Today’s most popular cliché “The U.S. must educate its citizens so we can compete on the world market” is flat-out wrong in so many ways.
Second, the statement suggests that the whole population of the United States is in competition with the populations of other nations. It’s simply not true. Only those Americans who actually work for a living have to compete with comparable workers elsewhere. That competition is brutal and impossible to win. There’s no way we can ever educate assembly-line workers, engineers, scientists, accountants, architects, and so on, to the point where they can compete with those making one-tenth to one-third as much.
On the other hand, investors, bankers, multi-national corporate executives and, in general, the money-handlers not only are exempt from the competition, they profit handsomely from it. They actually make our nation’s unemployment problems worse. Indeed, this was the real reason conservative politicians and economists fought for unregulated international trade to begin with: to make corporations more profitable and to put a lid on workers’ wages.
When American corporations abandon American communities and their workers, they give our competitors our latest technological innovations, and, instead of educating American workers, they’re educating foreign workers. Present government policies then allow them to send cheaper products back to the U.S. without penalty.
This results in a double whammy. These corporations then undercut corporations using domestic workers, and either drive them out of business or force them to also abandon the U.S. In addition, they send an unequivocal message to America’s workers and their unions: don’t dare try to negotiate for higher wages or better working conditions, or you’ll lose your jobs altogether.
Third, altlhough the suggestion that education made U.S. successful in developing the world’s biggest and most vibrant middle class is fundamentally true—that’s not the major reason. Prior to the 1930s, America managed its economy the way economies had always been managed: society’s wealthy and powerful established the rules for trade, and controlled the investor/worker relationship in ways that usually worked to their own advantage.
This led to a huge wealth and income gap in 1929 and resulted in a fundamental change in government policies—Roosevelt’s New Deal and legislation that rebalanced the investor/worker relationship in ways unique in world history. When unemployment was 19.9%, the Fair Labor Standards Act of 1938 established a minimum wage, eliminated child labor from manufacturing operations and— against warnings of an economic Armageddon—reduced the standard workweek from 60 hours to 40 hours, with time-and-a-half pay for overtime.
This leads to the fourth reason “education is the answer” is a farce. Governments always set the rules for the relationship between investors and workers, for the ways taxes are collected, and for the spending of government resources. When our federal government was in control of its own economy, it could balance the interests of all segments of American society: the established wealthy, investors, workers, professionals, minorities, the educated, the uneducated, and so on.
Because of globalization, the U.S.—along with other nations in the developed world—has lost its ability to control the economy within its own borders. Multinational corporations and their investors now control the world economy and, hence, the U.S. economy. In order to gain favor from corporations, nations must offer them the lowest wages, the fewest worker protections and the biggest tax breaks, or they’ll take their industries and jobs elsewhere.

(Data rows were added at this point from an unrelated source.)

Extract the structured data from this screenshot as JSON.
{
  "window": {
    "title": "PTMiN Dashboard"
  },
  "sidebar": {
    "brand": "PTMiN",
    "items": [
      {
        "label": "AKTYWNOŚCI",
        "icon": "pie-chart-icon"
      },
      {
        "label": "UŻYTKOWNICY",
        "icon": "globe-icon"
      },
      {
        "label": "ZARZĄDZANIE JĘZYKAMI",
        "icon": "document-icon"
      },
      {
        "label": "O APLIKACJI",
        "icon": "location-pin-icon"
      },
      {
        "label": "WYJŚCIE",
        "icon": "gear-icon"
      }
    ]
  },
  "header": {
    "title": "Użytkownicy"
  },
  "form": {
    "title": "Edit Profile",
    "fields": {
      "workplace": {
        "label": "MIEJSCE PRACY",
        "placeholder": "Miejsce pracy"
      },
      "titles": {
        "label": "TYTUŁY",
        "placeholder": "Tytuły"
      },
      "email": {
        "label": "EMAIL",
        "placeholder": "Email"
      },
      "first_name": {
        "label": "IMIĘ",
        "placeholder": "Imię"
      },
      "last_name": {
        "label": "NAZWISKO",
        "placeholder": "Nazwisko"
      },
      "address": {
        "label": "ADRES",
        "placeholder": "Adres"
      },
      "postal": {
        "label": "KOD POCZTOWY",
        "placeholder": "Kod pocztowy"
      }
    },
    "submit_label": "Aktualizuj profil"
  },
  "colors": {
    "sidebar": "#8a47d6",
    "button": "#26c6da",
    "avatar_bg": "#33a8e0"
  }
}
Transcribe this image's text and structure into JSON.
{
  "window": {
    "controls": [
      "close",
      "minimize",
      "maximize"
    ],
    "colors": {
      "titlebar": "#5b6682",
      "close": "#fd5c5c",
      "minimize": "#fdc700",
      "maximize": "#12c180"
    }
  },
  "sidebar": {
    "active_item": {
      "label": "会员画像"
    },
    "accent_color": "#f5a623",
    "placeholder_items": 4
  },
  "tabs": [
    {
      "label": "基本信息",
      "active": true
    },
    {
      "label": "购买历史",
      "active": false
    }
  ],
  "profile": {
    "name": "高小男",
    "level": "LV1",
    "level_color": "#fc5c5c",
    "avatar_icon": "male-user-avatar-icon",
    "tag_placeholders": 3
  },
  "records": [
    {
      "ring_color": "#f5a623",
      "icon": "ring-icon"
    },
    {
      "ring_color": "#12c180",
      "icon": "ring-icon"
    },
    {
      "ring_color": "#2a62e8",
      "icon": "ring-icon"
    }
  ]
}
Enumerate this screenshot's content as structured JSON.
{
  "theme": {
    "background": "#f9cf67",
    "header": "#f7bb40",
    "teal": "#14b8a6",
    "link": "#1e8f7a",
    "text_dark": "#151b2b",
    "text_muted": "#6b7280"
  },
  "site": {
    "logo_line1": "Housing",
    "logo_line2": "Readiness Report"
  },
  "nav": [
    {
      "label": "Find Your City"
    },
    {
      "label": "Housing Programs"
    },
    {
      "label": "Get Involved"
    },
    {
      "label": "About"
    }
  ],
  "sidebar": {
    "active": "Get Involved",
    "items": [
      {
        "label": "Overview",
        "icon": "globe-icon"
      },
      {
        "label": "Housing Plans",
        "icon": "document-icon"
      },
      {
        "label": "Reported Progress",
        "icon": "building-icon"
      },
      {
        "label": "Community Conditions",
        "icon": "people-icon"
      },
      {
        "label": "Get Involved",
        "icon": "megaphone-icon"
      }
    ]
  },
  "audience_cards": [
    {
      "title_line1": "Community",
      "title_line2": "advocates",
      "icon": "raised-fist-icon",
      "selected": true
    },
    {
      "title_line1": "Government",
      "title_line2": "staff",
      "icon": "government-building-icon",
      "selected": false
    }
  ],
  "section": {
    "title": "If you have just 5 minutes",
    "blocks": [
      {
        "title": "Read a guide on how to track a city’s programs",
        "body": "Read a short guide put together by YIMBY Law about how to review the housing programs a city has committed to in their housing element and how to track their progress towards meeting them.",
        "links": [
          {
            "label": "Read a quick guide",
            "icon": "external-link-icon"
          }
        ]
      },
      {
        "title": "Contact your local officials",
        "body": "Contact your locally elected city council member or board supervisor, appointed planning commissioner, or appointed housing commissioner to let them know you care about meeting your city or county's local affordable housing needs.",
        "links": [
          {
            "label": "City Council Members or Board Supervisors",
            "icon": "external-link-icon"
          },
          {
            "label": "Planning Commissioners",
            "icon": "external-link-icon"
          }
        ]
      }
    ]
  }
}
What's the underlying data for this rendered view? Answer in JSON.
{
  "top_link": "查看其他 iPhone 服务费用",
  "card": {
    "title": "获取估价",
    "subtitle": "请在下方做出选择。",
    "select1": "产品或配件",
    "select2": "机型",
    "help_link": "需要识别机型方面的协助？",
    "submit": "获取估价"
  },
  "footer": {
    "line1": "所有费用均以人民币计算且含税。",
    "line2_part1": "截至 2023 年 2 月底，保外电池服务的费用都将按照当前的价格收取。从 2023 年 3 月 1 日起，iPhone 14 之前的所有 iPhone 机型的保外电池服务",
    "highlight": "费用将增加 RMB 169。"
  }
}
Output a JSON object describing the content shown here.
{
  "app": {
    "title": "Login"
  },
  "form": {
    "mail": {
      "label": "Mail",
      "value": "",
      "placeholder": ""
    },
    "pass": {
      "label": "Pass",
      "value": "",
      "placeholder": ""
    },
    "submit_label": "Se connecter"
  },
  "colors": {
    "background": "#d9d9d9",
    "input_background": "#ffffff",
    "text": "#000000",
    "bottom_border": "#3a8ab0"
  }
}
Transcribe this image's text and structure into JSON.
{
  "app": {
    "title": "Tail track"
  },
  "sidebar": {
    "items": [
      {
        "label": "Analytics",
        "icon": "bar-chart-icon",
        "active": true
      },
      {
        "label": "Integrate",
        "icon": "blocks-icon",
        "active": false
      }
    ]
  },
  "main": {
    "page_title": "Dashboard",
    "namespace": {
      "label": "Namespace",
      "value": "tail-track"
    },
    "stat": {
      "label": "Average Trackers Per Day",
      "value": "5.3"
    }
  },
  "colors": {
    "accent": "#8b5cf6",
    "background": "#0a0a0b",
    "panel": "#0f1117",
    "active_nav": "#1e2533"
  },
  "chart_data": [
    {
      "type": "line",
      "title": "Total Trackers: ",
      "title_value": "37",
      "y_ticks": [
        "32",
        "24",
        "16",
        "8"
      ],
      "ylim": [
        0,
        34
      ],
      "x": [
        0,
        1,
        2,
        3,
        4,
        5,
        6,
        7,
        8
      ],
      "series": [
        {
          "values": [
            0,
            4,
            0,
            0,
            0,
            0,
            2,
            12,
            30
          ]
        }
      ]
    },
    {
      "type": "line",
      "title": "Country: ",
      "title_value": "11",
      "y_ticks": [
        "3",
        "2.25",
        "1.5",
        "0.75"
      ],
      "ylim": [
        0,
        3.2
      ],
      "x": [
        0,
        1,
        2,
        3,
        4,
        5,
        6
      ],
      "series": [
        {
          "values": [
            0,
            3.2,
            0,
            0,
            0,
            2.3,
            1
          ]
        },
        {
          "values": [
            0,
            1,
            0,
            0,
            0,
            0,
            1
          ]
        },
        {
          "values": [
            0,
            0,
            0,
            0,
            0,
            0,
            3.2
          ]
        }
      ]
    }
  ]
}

The U.S. economy worked, but only when the federal government managed it correctly. There is not now, nor in the foreseeable future, a comparable world government that can achieve the same successes in reaching an ethical balance between investors and workers.
Unfortunately, our thirty years of corporations’ transferring their in-house training in this country to the outsourced countries has caused a spotty shortage of qualified workers in a few industries that are still left in the U.S. At this point, giving taxpayer financed advanced training to American workers will be the equivalent of putting a band aid on a broken arm. The real solution to our declining role in the world economy is to have an industrial policy that makes sense.
A positive note: the U.S. is still the consumer nation of first choice. In a growing economy, corporations want to introduce their products and services here—although that’s changing along with our loss of industry—and this is where they want to dump their products and services in a declining economy. Isn’t it time to change the rules of the game: tariffs on products and services from low-wage countries, and a tax system that doesn’t reward corporations for relocating in other countries?
Those who say the globalization is here and can’t be reversed are the same ones who conned us into accepting it in the first place. Which begs the question: why can’t we now do everything we can to protect our jobs of the future?
Vote for a genuine Democrat. He’ll do everything he can to change our country back to the way it was when a middle class got a square deal.